Exercise material:
════════════════════

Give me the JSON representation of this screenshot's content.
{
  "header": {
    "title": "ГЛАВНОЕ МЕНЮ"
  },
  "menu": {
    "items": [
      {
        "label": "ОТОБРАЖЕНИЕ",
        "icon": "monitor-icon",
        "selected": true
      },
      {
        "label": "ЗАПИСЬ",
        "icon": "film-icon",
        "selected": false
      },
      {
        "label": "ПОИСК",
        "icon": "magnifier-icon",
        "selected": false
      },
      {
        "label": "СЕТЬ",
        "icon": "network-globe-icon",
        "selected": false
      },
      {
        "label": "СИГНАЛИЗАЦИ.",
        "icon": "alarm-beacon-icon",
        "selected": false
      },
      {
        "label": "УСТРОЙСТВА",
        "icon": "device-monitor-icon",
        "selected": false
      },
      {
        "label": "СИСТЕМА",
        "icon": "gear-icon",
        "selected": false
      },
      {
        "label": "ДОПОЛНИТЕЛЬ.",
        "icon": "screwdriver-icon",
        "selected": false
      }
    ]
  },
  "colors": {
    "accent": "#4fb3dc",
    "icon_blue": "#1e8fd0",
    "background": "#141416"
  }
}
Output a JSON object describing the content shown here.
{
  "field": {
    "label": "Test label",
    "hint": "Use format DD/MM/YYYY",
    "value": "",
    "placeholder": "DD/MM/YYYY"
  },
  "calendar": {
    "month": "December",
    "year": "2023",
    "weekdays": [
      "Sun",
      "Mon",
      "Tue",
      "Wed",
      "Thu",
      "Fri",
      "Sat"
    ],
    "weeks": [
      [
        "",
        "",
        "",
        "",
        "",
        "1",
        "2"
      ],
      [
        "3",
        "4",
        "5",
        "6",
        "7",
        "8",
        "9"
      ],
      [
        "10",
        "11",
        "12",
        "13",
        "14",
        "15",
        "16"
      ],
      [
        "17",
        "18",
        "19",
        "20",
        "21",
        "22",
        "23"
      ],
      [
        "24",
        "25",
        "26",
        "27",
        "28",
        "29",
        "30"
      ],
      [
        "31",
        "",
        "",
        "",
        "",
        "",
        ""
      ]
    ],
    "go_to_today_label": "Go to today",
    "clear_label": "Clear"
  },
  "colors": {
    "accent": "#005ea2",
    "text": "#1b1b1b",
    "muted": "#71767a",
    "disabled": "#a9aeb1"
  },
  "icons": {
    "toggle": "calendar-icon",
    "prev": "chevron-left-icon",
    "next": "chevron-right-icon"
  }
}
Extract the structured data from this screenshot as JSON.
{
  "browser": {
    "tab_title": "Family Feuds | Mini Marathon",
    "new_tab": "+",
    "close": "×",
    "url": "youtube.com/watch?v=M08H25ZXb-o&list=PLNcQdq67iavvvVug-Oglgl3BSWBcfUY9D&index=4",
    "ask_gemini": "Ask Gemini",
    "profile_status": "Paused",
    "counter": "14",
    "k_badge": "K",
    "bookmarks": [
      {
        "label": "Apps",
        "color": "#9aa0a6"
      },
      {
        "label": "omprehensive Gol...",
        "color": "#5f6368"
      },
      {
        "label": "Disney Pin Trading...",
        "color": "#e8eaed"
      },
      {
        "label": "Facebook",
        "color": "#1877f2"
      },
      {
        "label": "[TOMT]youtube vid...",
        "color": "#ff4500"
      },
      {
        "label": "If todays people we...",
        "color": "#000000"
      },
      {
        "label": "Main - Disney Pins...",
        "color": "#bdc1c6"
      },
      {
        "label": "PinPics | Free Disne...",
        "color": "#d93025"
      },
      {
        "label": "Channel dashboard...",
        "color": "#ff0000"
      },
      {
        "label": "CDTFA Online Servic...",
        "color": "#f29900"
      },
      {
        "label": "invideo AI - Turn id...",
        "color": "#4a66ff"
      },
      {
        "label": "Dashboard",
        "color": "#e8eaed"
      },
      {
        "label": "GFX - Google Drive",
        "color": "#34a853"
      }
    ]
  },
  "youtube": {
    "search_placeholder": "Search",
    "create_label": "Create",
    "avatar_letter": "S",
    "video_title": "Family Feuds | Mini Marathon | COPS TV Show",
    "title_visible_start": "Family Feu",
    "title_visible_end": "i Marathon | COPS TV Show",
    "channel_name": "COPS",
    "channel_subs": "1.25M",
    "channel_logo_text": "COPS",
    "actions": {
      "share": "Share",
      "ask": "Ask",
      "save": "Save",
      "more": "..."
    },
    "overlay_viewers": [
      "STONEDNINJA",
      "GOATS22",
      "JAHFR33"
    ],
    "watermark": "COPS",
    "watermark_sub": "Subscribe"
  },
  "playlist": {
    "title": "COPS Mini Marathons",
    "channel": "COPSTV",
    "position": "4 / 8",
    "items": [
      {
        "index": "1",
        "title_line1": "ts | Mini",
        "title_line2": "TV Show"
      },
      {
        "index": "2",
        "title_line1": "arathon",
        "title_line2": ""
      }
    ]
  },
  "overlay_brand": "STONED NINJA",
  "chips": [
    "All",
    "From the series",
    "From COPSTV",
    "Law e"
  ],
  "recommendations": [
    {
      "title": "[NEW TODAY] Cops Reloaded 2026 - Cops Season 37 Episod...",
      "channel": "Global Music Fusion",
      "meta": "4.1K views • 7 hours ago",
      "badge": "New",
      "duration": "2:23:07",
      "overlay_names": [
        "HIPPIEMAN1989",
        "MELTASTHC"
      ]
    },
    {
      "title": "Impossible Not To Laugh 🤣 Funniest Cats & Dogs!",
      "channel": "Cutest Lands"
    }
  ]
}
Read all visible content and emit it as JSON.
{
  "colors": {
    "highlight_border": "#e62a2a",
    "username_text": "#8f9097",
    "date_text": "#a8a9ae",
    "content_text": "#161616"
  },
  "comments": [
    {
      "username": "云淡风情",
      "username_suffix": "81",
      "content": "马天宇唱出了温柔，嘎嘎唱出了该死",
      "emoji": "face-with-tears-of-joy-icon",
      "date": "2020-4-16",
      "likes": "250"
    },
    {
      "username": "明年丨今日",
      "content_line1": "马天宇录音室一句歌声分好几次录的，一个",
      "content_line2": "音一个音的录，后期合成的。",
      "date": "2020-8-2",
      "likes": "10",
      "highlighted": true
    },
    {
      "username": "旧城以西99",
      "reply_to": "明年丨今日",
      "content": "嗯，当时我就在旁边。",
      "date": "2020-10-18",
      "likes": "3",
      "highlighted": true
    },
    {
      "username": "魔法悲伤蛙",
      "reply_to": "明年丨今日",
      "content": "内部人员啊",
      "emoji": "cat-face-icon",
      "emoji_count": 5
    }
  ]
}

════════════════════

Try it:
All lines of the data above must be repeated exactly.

Answer box:
Give me the JSON representation of this screenshot's content.
{
  "header": {
    "title": "ГЛАВНОЕ МЕНЮ"
  },
  "menu": {
    "items": [
      {
        "label": "ОТОБРАЖЕНИЕ",
        "icon": "monitor-icon",
        "selected": true
      },
      {
        "label": "ЗАПИСЬ",
        "icon": "film-icon",
        "selected": false
      },
      {
        "label": "ПОИСК",
        "icon": "magnifier-icon",
        "selected": false
      },
      {
        "label": "СЕТЬ",
        "icon": "network-globe-icon",
        "selected": false
      },
      {
        "label": "СИГНАЛИЗАЦИ.",
        "icon": "alarm-beacon-icon",
        "selected": false
      },
      {
        "label": "УСТРОЙСТВА",
        "icon": "device-monitor-icon",
        "selected": false
      },
      {
        "label": "СИСТЕМА",
        "icon": "gear-icon",
        "selected": false
      },
      {
        "label": "ДОПОЛНИТЕЛЬ.",
        "icon": "screwdriver-icon",
        "selected": false
      }
    ]
  },
  "colors": {
    "accent": "#4fb3dc",
    "icon_blue": "#1e8fd0",
    "background": "#141416"
  }
}
Output a JSON object describing the content shown here.
{
  "field": {
    "label": "Test label",
    "hint": "Use format DD/MM/YYYY",
    "value": "",
    "placeholder": "DD/MM/YYYY"
  },
  "calendar": {
    "month": "December",
    "year": "2023",
    "weekdays": [
      "Sun",
      "Mon",
      "Tue",
      "Wed",
      "Thu",
      "Fri",
      "Sat"
    ],
    "weeks": [
      [
        "",
        "",
        "",
        "",
        "",
        "1",
        "2"
      ],
      [
        "3",
        "4",
        "5",
        "6",
        "7",
        "8",
        "9"
      ],
      [
        "10",
        "11",
        "12",
        "13",
        "14",
        "15",
        "16"
      ],
      [
        "17",
        "18",
        "19",
        "20",
        "21",
        "22",
        "23"
      ],
      [
        "24",
        "25",
        "26",
        "27",
        "28",
        "29",
        "30"
      ],
      [
        "31",
        "",
        "",
        "",
        "",
        "",
        ""
      ]
    ],
    "go_to_today_label": "Go to today",
    "clear_label": "Clear"
  },
  "colors": {
    "accent": "#005ea2",
    "text": "#1b1b1b",
    "muted": "#71767a",
    "disabled": "#a9aeb1"
  },
  "icons": {
    "toggle": "calendar-icon",
    "prev": "chevron-left-icon",
    "next": "chevron-right-icon"
  }
}
Extract the structured data from this screenshot as JSON.
{
  "browser": {
    "tab_title": "Family Feuds | Mini Marathon",
    "new_tab": "+",
    "close": "×",
    "url": "youtube.com/watch?v=M08H25ZXb-o&list=PLNcQdq67iavvvVug-Oglgl3BSWBcfUY9D&index=4",
    "ask_gemini": "Ask Gemini",
    "profile_status": "Paused",
    "counter": "14",
    "k_badge": "K",
    "bookmarks": [
      {
        "label": "Apps",
        "color": "#9aa0a6"
      },
      {
        "label": "omprehensive Gol...",
        "color": "#5f6368"
      },
      {
        "label": "Disney Pin Trading...",
        "color": "#e8eaed"
      },
      {
        "label": "Facebook",
        "color": "#1877f2"
      },
      {
        "label": "[TOMT]youtube vid...",
        "color": "#ff4500"
      },
      {
        "label": "If todays people we...",
        "color": "#000000"
      },
      {
        "label": "Main - Disney Pins...",
        "color": "#bdc1c6"
      },
      {
        "label": "PinPics | Free Disne...",
        "color": "#d93025"
      },
      {
        "label": "Channel dashboard...",
        "color": "#ff0000"
      },
      {
        "label": "CDTFA Online Servic...",
        "color": "#f29900"
      },
      {
        "label": "invideo AI - Turn id...",
        "color": "#4a66ff"
      },
      {
        "label": "Dashboard",
        "color": "#e8eaed"
      },
      {
        "label": "GFX - Google Drive",
        "color": "#34a853"
      }
    ]
  },
  "youtube": {
    "search_placeholder": "Search",
    "create_label": "Create",
    "avatar_letter": "S",
    "video_title": "Family Feuds | Mini Marathon | COPS TV Show",
    "title_visible_start": "Family Feu",
    "title_visible_end": "i Marathon | COPS TV Show",
    "channel_name": "COPS",
    "channel_subs": "1.25M",
    "channel_logo_text": "COPS",
    "actions": {
      "share": "Share",
      "ask": "Ask",
      "save": "Save",
      "more": "..."
    },
    "overlay_viewers": [
      "STONEDNINJA",
      "GOATS22",
      "JAHFR33"
    ],
    "watermark": "COPS",
    "watermark_sub": "Subscribe"
  },
  "playlist": {
    "title": "COPS Mini Marathons",
    "channel": "COPSTV",
    "position": "4 / 8",
    "items": [
      {
        "index": "1",
        "title_line1": "ts | Mini",
        "title_line2": "TV Show"
      },
      {
        "index": "2",
        "title_line1": "arathon",
        "title_line2": ""
      }
    ]
  },
  "overlay_brand": "STONED NINJA",
  "chips": [
    "All",
    "From the series",
    "From COPSTV",
    "Law e"
  ],
  "recommendations": [
    {
      "title": "[NEW TODAY] Cops Reloaded 2026 - Cops Season 37 Episod...",
      "channel": "Global Music Fusion",
      "meta": "4.1K views • 7 hours ago",
      "badge": "New",
      "duration": "2:23:07",
      "overlay_names": [
        "HIPPIEMAN1989",
        "MELTASTHC"
      ]
    },
    {
      "title": "Impossible Not To Laugh 🤣 Funniest Cats & Dogs!",
      "channel": "Cutest Lands"
    }
  ]
}
Read all visible content and emit it as JSON.
{
  "colors": {
    "highlight_border": "#e62a2a",
    "username_text": "#8f9097",
    "date_text": "#a8a9ae",
    "content_text": "#161616"
  },
  "comments": [
    {
      "username": "云淡风情",
      "username_suffix": "81",
      "content": "马天宇唱出了温柔，嘎嘎唱出了该死",
      "emoji": "face-with-tears-of-joy-icon",
      "date": "2020-4-16",
      "likes": "250"
    },
    {
      "username": "明年丨今日",
      "content_line1": "马天宇录音室一句歌声分好几次录的，一个",
      "content_line2": "音一个音的录，后期合成的。",
      "date": "2020-8-2",
      "likes": "10",
      "highlighted": true
    },
    {
      "username": "旧城以西99",
      "reply_to": "明年丨今日",
      "content": "嗯，当时我就在旁边。",
      "date": "2020-10-18",
      "likes": "3",
      "highlighted": true
    },
    {
      "username": "魔法悲伤蛙",
      "reply_to": "明年丨今日",
      "content": "内部人员啊",
      "emoji": "cat-face-icon",
      "emoji_count": 5
    }
  ]
}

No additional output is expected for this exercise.